**EXERCISE**. Word for word, reproduce the listing that follows, excluding any pictures it contains.

**PROVIDED RECORDS**.

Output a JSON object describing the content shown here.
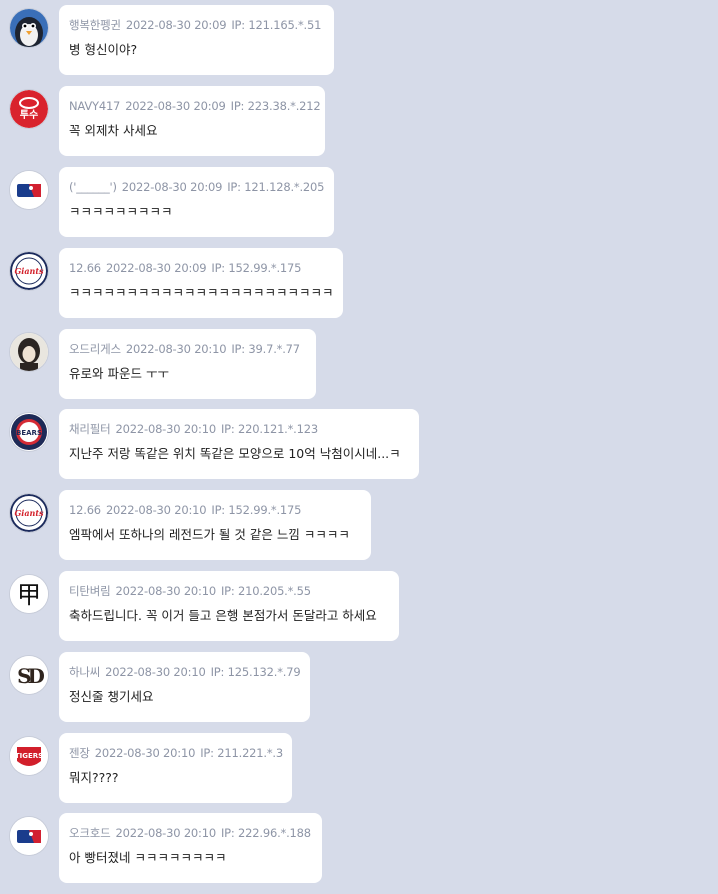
{
  "comments": [
    {
      "nickname": "행복한펭귄",
      "datetime": "2022-08-30 20:09",
      "ip": "IP: 121.165.*.51",
      "text": "병 형신이야?",
      "avatar_icon": "penguin-icon"
    },
    {
      "nickname": "NAVY417",
      "datetime": "2022-08-30 20:09",
      "ip": "IP: 223.38.*.212",
      "text": "꼭 외제차 사세요",
      "avatar_icon": "team-logo-red-icon"
    },
    {
      "nickname": "('______')",
      "datetime": "2022-08-30 20:09",
      "ip": "IP: 121.128.*.205",
      "text": "ㅋㅋㅋㅋㅋㅋㅋㅋㅋ",
      "avatar_icon": "mlb-logo-icon"
    },
    {
      "nickname": "12.66",
      "datetime": "2022-08-30 20:09",
      "ip": "IP: 152.99.*.175",
      "text": "ㅋㅋㅋㅋㅋㅋㅋㅋㅋㅋㅋㅋㅋㅋㅋㅋㅋㅋㅋㅋㅋㅋㅋ",
      "avatar_icon": "giants-logo-icon"
    },
    {
      "nickname": "오드리게스",
      "datetime": "2022-08-30 20:10",
      "ip": "IP: 39.7.*.77",
      "text": "유로와 파운드 ㅜㅜ",
      "avatar_icon": "portrait-icon"
    },
    {
      "nickname": "채리필터",
      "datetime": "2022-08-30 20:10",
      "ip": "IP: 220.121.*.123",
      "text": "지난주 저랑 똑같은 위치 똑같은 모양으로 10억 낙첨이시네...ㅋ",
      "avatar_icon": "bears-logo-icon"
    },
    {
      "nickname": "12.66",
      "datetime": "2022-08-30 20:10",
      "ip": "IP: 152.99.*.175",
      "text": "엠팍에서 또하나의 레전드가 될 것 같은 느낌 ㅋㅋㅋㅋ",
      "avatar_icon": "giants-logo-icon"
    },
    {
      "nickname": "티탄벼림",
      "datetime": "2022-08-30 20:10",
      "ip": "IP: 210.205.*.55",
      "text": "축하드립니다. 꼭 이거 들고 은행 본점가서 돈달라고 하세요",
      "avatar_icon": "kanji-icon"
    },
    {
      "nickname": "하나씨",
      "datetime": "2022-08-30 20:10",
      "ip": "IP: 125.132.*.79",
      "text": "정신줄 챙기세요",
      "avatar_icon": "sd-logo-icon"
    },
    {
      "nickname": "젠장",
      "datetime": "2022-08-30 20:10",
      "ip": "IP: 211.221.*.3",
      "text": "뭐지????",
      "avatar_icon": "tigers-logo-icon"
    },
    {
      "nickname": "오크호드",
      "datetime": "2022-08-30 20:10",
      "ip": "IP: 222.96.*.188",
      "text": "아 빵터졌네 ㅋㅋㅋㅋㅋㅋㅋㅋ",
      "avatar_icon": "mlb-logo-icon"
    }
  ],
  "avatar_kanji": "甲",
  "avatar_red_text": "투수",
  "avatar_bears_text": "BEARS",
  "avatar_giants_text": "Giants",
  "avatar_tigers_text": "TIGERS",
  "avatar_sd_text": "SD"
}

**ANSWER SECTION**.
Output a JSON object describing the content shown here.
{
  "comments": [
    {
      "nickname": "행복한펭귄",
      "datetime": "2022-08-30 20:09",
      "ip": "IP: 121.165.*.51",
      "text": "병 형신이야?",
      "avatar_icon": "penguin-icon"
    },
    {
      "nickname": "NAVY417",
      "datetime": "2022-08-30 20:09",
      "ip": "IP: 223.38.*.212",
      "text": "꼭 외제차 사세요",
      "avatar_icon": "team-logo-red-icon"
    },
    {
      "nickname": "('______')",
      "datetime": "2022-08-30 20:09",
      "ip": "IP: 121.128.*.205",
      "text": "ㅋㅋㅋㅋㅋㅋㅋㅋㅋ",
      "avatar_icon": "mlb-logo-icon"
    },
    {
      "nickname": "12.66",
      "datetime": "2022-08-30 20:09",
      "ip": "IP: 152.99.*.175",
      "text": "ㅋㅋㅋㅋㅋㅋㅋㅋㅋㅋㅋㅋㅋㅋㅋㅋㅋㅋㅋㅋㅋㅋㅋ",
      "avatar_icon": "giants-logo-icon"
    },
    {
      "nickname": "오드리게스",
      "datetime": "2022-08-30 20:10",
      "ip": "IP: 39.7.*.77",
      "text": "유로와 파운드 ㅜㅜ",
      "avatar_icon": "portrait-icon"
    },
    {
      "nickname": "채리필터",
      "datetime": "2022-08-30 20:10",
      "ip": "IP: 220.121.*.123",
      "text": "지난주 저랑 똑같은 위치 똑같은 모양으로 10억 낙첨이시네...ㅋ",
      "avatar_icon": "bears-logo-icon"
    },
    {
      "nickname": "12.66",
      "datetime": "2022-08-30 20:10",
      "ip": "IP: 152.99.*.175",
      "text": "엠팍에서 또하나의 레전드가 될 것 같은 느낌 ㅋㅋㅋㅋ",
      "avatar_icon": "giants-logo-icon"
    },
    {
      "nickname": "티탄벼림",
      "datetime": "2022-08-30 20:10",
      "ip": "IP: 210.205.*.55",
      "text": "축하드립니다. 꼭 이거 들고 은행 본점가서 돈달라고 하세요",
      "avatar_icon": "kanji-icon"
    },
    {
      "nickname": "하나씨",
      "datetime": "2022-08-30 20:10",
      "ip": "IP: 125.132.*.79",
      "text": "정신줄 챙기세요",
      "avatar_icon": "sd-logo-icon"
    },
    {
      "nickname": "젠장",
      "datetime": "2022-08-30 20:10",
      "ip": "IP: 211.221.*.3",
      "text": "뭐지????",
      "avatar_icon": "tigers-logo-icon"
    },
    {
      "nickname": "오크호드",
      "datetime": "2022-08-30 20:10",
      "ip": "IP: 222.96.*.188",
      "text": "아 빵터졌네 ㅋㅋㅋㅋㅋㅋㅋㅋ",
      "avatar_icon": "mlb-logo-icon"
    }
  ],
  "avatar_kanji": "甲",
  "avatar_red_text": "투수",
  "avatar_bears_text": "BEARS",
  "avatar_giants_text": "Giants",
  "avatar_tigers_text": "TIGERS",
  "avatar_sd_text": "SD"
}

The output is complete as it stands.